Fortunately for Arsenal, Saka is so good that it doesn’t matter if the service to him isn’t as efficient and he isn’t found in space every time he gets the ball. He was sensational last season, and his output has gone up this term. He has nine goals (five) or assists (four) in 12 Premier League appearances already this season (0.8 goal contributions per 90), having registered 25 in 38 appearances last term (0.7 per 90).
When you have a player like Saka who can produce a killer moment such as his cross for Havertz’s winner at Brentford, or the pass to Leandro Trossard for his winning goal in the 1-0 victory at Everton, or his perfect cross for Trossard to score the equaliser at Stamford Bridge, any lack of fluency as a team is felt less.
It also helps that Arsenal have improved so much defensively. Having shipped just 10 goals this season, they have the best defensive record in the Premier League.
Arteta places great importance on his team’s out-of possession work. Former Arsenal player and coach Freddie Ljungberg noted on Sky Sports’ Monday Night Football this week how important defensive transitions are to Arteta, with whom he used to work.
“Knowing Arteta, I know when they have the ball, it’s very important what the defenders or defensive midfielders are doing to be ready for the transition,” he said. “If you play a game where you want a lot of possession, you know the most vulnerable you are is when people go at you in transition.”
The addition of Rice has meant opposition counters are snuffed out effectively. He covers a vast amount of ground, hoovering up loose balls, pressuring the opposition’s play towards the touchline and making tackles and interceptions. The result is that Arsenal have allowed their opponents to reach the final third on transition fewer times than any other team in the Premier League this season (10.0 times per game).
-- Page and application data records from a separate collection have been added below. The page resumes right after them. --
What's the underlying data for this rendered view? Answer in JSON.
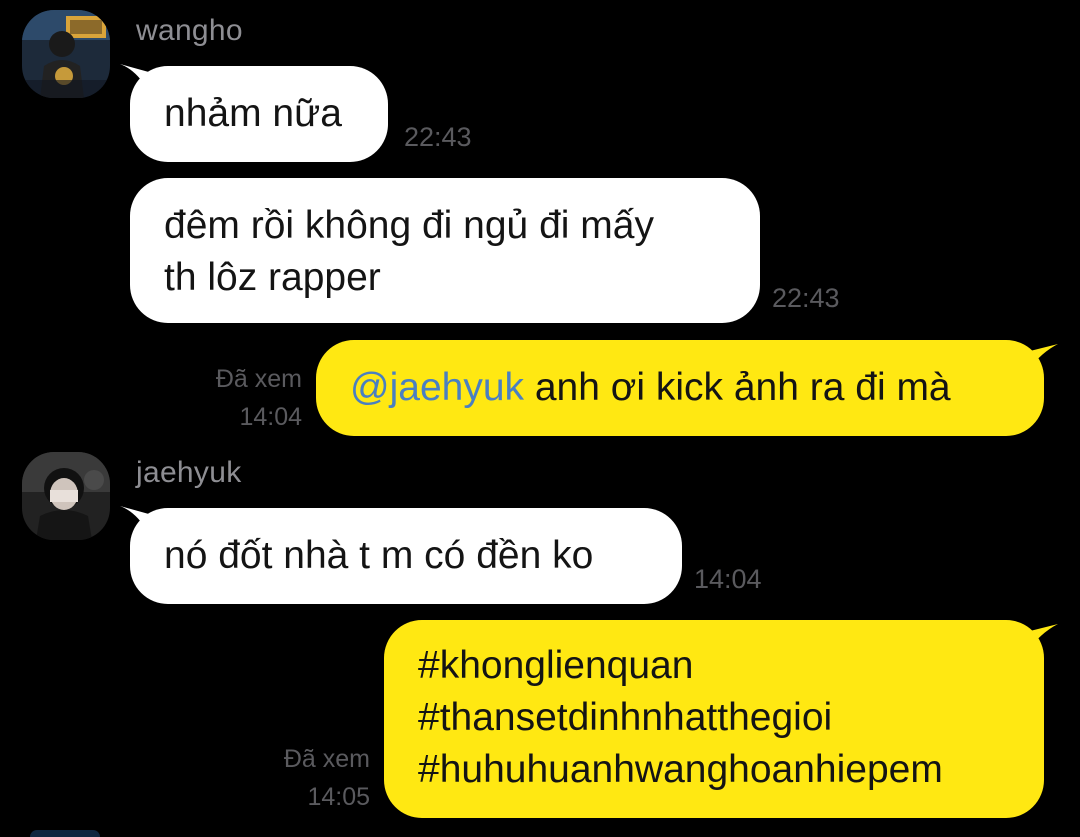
{
  "messages": [
    {
      "sender": "wangho",
      "bubbles": [
        {
          "lines": [
            "nhảm nữa"
          ],
          "time": "22:43"
        },
        {
          "lines": [
            "đêm rồi không đi ngủ đi mấy",
            "th lôz rapper"
          ],
          "time": "22:43"
        }
      ]
    },
    {
      "sender": "me",
      "bubbles": [
        {
          "mention": "@jaehyuk",
          "text": " anh ơi kick ảnh ra đi mà",
          "status": "Đã xem",
          "time": "14:04"
        }
      ]
    },
    {
      "sender": "jaehyuk",
      "bubbles": [
        {
          "lines": [
            "nó đốt nhà t m có đền ko"
          ],
          "time": "14:04"
        }
      ]
    },
    {
      "sender": "me",
      "bubbles": [
        {
          "lines": [
            "#khonglienquan",
            "#thansetdinhnhatthegioi",
            "#huhuhuanhwanghoanhiepem"
          ],
          "status": "Đã xem",
          "time": "14:05"
        }
      ]
    }
  ],
  "colors": {
    "background": "#000000",
    "incoming_bubble": "#ffffff",
    "outgoing_bubble": "#ffe812",
    "mention": "#4a7fc1",
    "meta_text": "#5a5a5e",
    "sender_name": "#8e8e93"
  },
  "icons": {
    "avatar_wangho": "avatar-photo-icon",
    "avatar_jaehyuk": "avatar-photo-icon"
  }
}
Rice is among the chief reasons Arsenal have been so good without the ball. They are conceding fewer shots this season than last (8.5 per game, down from 9.0) and fewer shots on target (2.5 per game, down from 3.6). They have allowed their opponents fewer expected goals than every other team in the league (10.6), conceding 0.8 per game, which is down from 1.1 last season. It may not sound like much, but that really is a significant reduction – over the course of a 38-game season, that difference of 0.3 per game amounts to 11.4 expected goals in total. Eleven fewer goals conceded would be a massive improvement; one that might make the difference between, say, finishing second and finishing first. A solid defence is the bedrock of a good title challenge and Arteta knows it.
He also deserves praise for how good Arsenal have been at defensive set-pieces. They have conceded only one goal from set plays, and have allowed their opponents just 1.56 xG at set-pieces. Both are the lowest tallies in the league, and paint a picture of a rather different Arsenal from teams of the past.
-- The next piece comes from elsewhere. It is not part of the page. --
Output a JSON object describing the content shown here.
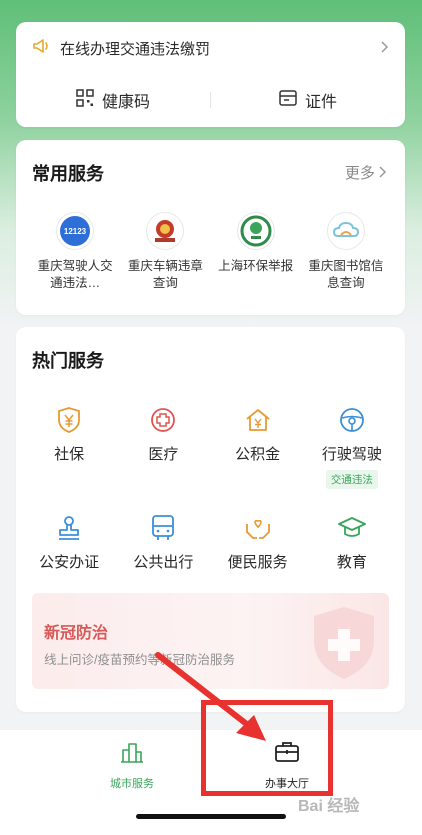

He has clearly prioritised defensive improvement. Why wouldn’t he when his team scored 88 goals in 38 games last season, but conceded 43?
It’s always been important to him anyway. It’s why he signed a pressing forward who scores the odd goal in Gabriel Jesus rather than a goalscorer who can also press.
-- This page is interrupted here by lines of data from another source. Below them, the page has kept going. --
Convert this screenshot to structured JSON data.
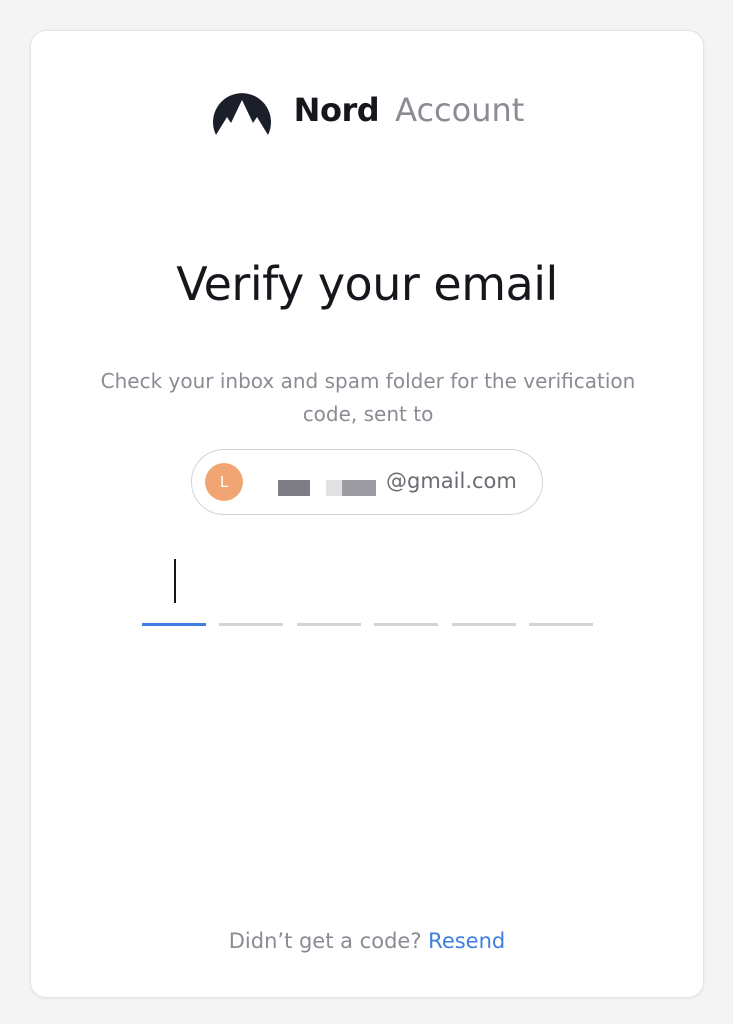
{
  "brand": {
    "logo_icon": "nord-mountain-icon",
    "name": "Nord",
    "product": "Account"
  },
  "title": "Verify your email",
  "subtitle": "Check your inbox and spam folder for the verification code, sent to",
  "email": {
    "avatar_letter": "L",
    "avatar_color": "#f0a572",
    "domain": "@gmail.com"
  },
  "code": {
    "slots": 6,
    "active_slot": 1,
    "accent_color": "#3e7ee1"
  },
  "footer": {
    "prompt": "Didn’t get a code?",
    "resend_label": "Resend"
  }
}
He will presumably be delighted with Arsenal’s defensive numbers this term, even if it has meant a sacrifice in goals scored and entertainment value for the fans.
His side’s defensive solidity means that any failings in attack are essentially insignificant. Arsenal might not right now be the team they were or the one they aspire to be eventually, but they are top of the league once again and better prepared than last season to mount a proper, sustainable title challenge.